I wanted to play guitar but i could not find a teacher and i really suck when it comes to trying to teach myself something.

Once i found a guitar teacher, and my friends learned that i was learning guitar they stated they always wanted to play.

I realized that ALOT of people want to play the guitar, but they do not know where to look for a guitar teacher except for the expensive ones at Sam Ash or Guitar Center. If you were to go to a high-school and put out some flyers for your service, or post on something like Craig's list, you should more than enough students to fill your time.
Well few things make you good...

To be a good teacher in anything you have to be good at what you do. The step after that is you have to be a good teacher. The skills required for that are as follows, ability to commicate what you are talking about so the person understands it, the ability to sit there and not get frustrated with the student, a good nice additude, the ability to teach EVERYTHING the student should know. In your chase you would have to know and know well basicly music theory and all the stuff that goes along with being able to play the guitar.

Another thing to note is never have your rates super low, you will wanna find out the prices of everyone else that is teaching and find a middle ground in there. Do not be the person has to be paid the most, but don't be the person who has to be paid the least. Find a middle ground. The reason for this is if you offer very low rates people will doubt your skill, and you don't want that. The price your asking you need to BELIEVE that your worth it or no one will wanna stay because they think that perhaps you arnt a very good teacher. So as I said get info on how much everyone else is charing per hour, and you wanna find something some where in the middle of that.
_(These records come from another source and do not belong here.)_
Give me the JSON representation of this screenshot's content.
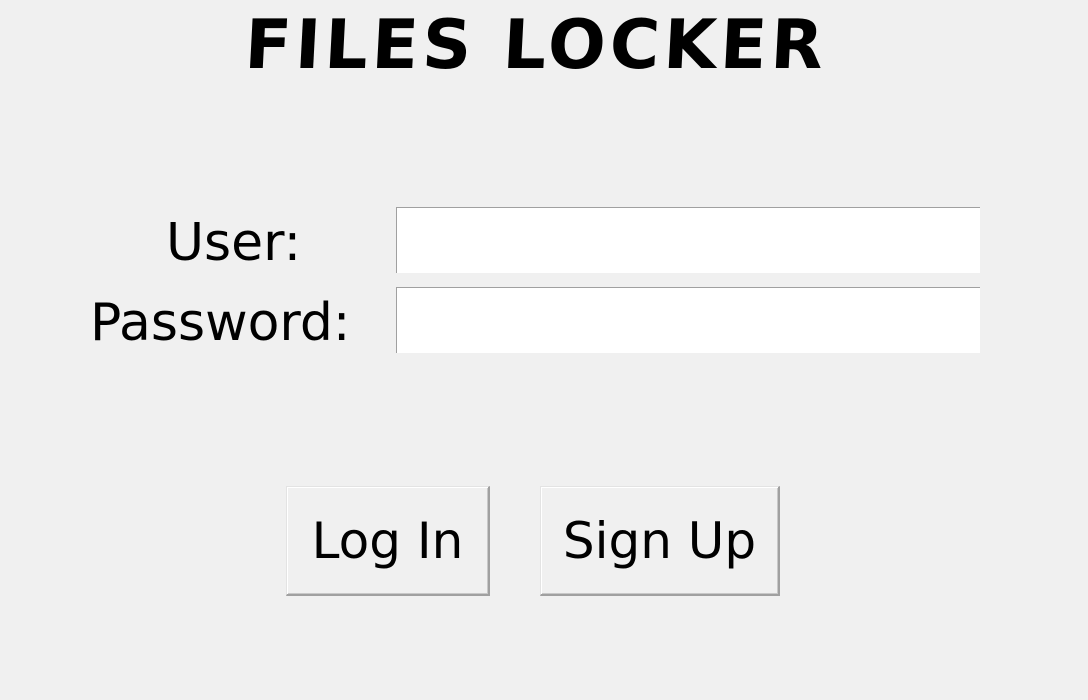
{
  "app": {
    "title": "FILES LOCKER"
  },
  "form": {
    "user_label": "User:",
    "user_value": "",
    "password_label": "Password:",
    "password_value": ""
  },
  "buttons": {
    "login_label": "Log In",
    "signup_label": "Sign Up"
  }
}
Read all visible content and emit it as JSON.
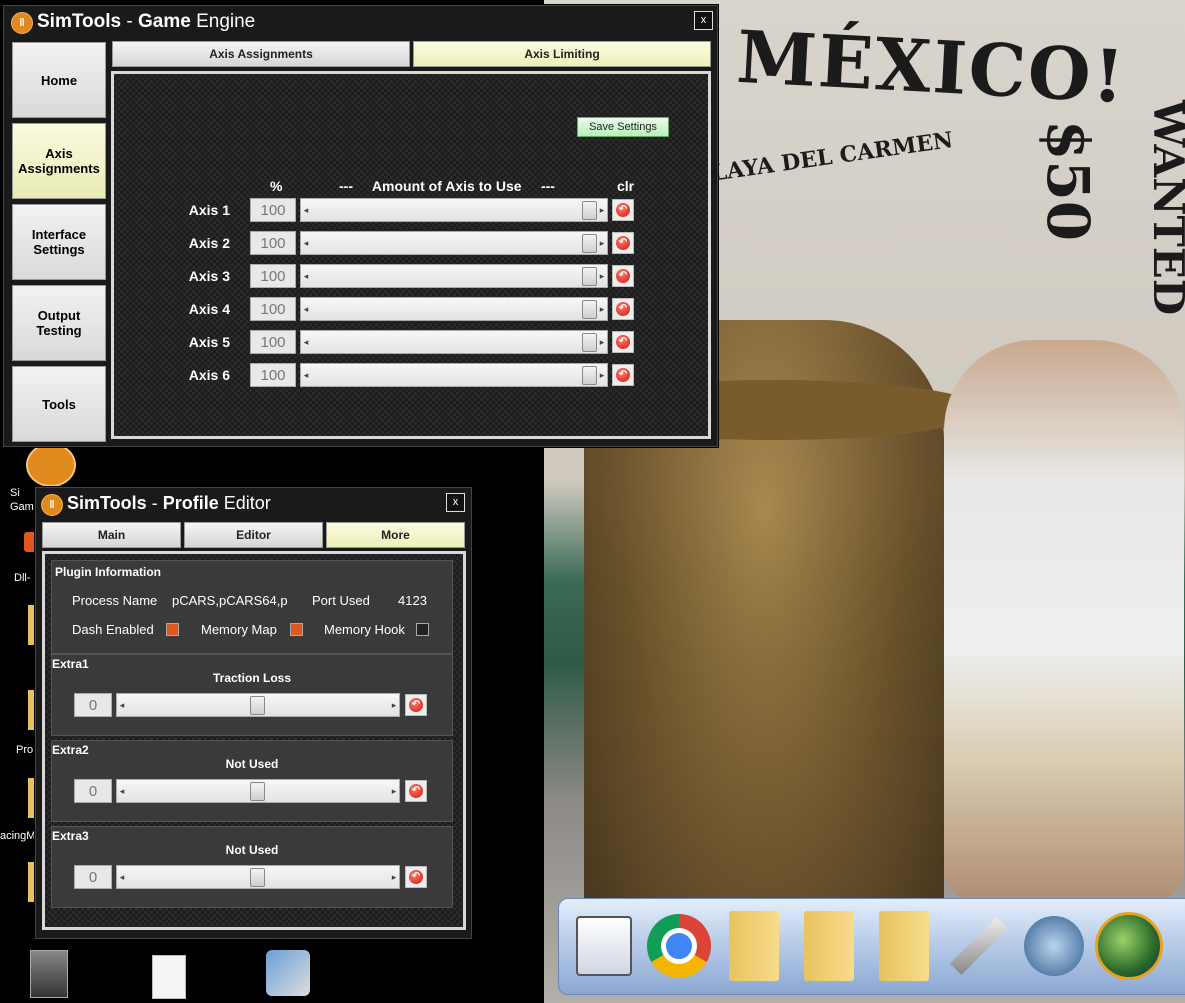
{
  "wallpaper": {
    "sign_main": "NA MÉXICO!",
    "sign_sub": "PLAYA DEL CARMEN",
    "sign_price": "$50",
    "sign_right": "WANTED"
  },
  "desktop": {
    "icons": [
      {
        "label": "Si\nGam",
        "icon": "simtools-icon"
      },
      {
        "label": "Dll-",
        "icon": "dll-icon"
      },
      {
        "label": "Pro",
        "icon": "folder-icon"
      },
      {
        "label": "acingM",
        "icon": "folder-icon"
      }
    ]
  },
  "game_engine": {
    "title_brand": "SimTools",
    "title_sep": " - ",
    "title_bold": "Game",
    "title_rest": " Engine",
    "close": "x",
    "nav": [
      "Home",
      "Axis\nAssignments",
      "Interface\nSettings",
      "Output\nTesting",
      "Tools"
    ],
    "nav_active_index": 1,
    "tabs": [
      "Axis Assignments",
      "Axis Limiting"
    ],
    "tab_active_index": 1,
    "save_label": "Save Settings",
    "col_percent": "%",
    "col_amount": "---     Amount of Axis to Use     ---",
    "col_clr": "clr",
    "axes": [
      {
        "label": "Axis 1",
        "value": "100",
        "percent": 100
      },
      {
        "label": "Axis 2",
        "value": "100",
        "percent": 100
      },
      {
        "label": "Axis 3",
        "value": "100",
        "percent": 100
      },
      {
        "label": "Axis 4",
        "value": "100",
        "percent": 100
      },
      {
        "label": "Axis 5",
        "value": "100",
        "percent": 100
      },
      {
        "label": "Axis 6",
        "value": "100",
        "percent": 100
      }
    ]
  },
  "profile_editor": {
    "title_brand": "SimTools",
    "title_sep": " - ",
    "title_bold": "Profile",
    "title_rest": " Editor",
    "close": "x",
    "tabs": [
      "Main",
      "Editor",
      "More"
    ],
    "tab_active_index": 2,
    "plugin_info": {
      "title": "Plugin Information",
      "process_label": "Process Name",
      "process_value": "pCARS,pCARS64,p",
      "port_label": "Port Used",
      "port_value": "4123",
      "dash_label": "Dash Enabled",
      "dash_checked": true,
      "memmap_label": "Memory Map",
      "memmap_checked": true,
      "memhook_label": "Memory Hook",
      "memhook_checked": false
    },
    "extras": [
      {
        "title": "Extra1",
        "name": "Traction Loss",
        "value": "0"
      },
      {
        "title": "Extra2",
        "name": "Not Used",
        "value": "0"
      },
      {
        "title": "Extra3",
        "name": "Not Used",
        "value": "0"
      }
    ]
  },
  "dock": {
    "items": [
      "system-preferences-icon",
      "chrome-icon",
      "documents-folder-icon",
      "folder-icon",
      "folder-icon",
      "utilities-icon",
      "teamspeak-icon",
      "globe-icon"
    ]
  },
  "colors": {
    "check_on": "#e2571e",
    "active_tab": "#eef0b8",
    "save_green": "#b9f0b9"
  }
}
Avertising is gonna be the hard part, you could put out add in the yellow pages, and in the news paper. Be sure to include what you teach, your expierance, and your prices. Also its a good idea to figure out how every else is advertising. I know some teachers advertise at guitar shops and stuff like that so go around to all of them and ask if they have a bulliten board just for that type of stuff.

This is something I have came across alot with people who teach other people is. Know what your customer wants. Basicly if your planning on living off of this you will probably have to give in to teaching the person anything they want, sorta runs that way with anything. But you should stress the importance of the basic's and music theroy. You need to sit down with them and explain what your teaching to them and why, as well as know what their goals are and what type of music they wanna play. Be sure not to sit here and just teach stuff you like.

These are alot of basic stuff to sit here and consider when teaching some one, probably a good idea to come up with lesson plans for it and a general idea how your gonna teach. But communication is a big step here and than reputation is what will carry you higher. But it will take a while to build up.

Hope maybe you find some useful information outa that.
I have been teaching guitar, bass, and saxophone in Exeter, NH for about ten years. I work out of a music store and they get me a good percentage of my students. I also have a very noticeable online presence. I work six days a week and my schedule is relatively full. I make a very modest living. Most students are not concerned with the ability of their instructor. They are more concerned with finding the right time slot as their schedule allows. In other words, having a good reputation is important, but it doesn't guarantee that you will stay booked solid all the time.
Last edited by GuitarMC at Mar 16, 2009,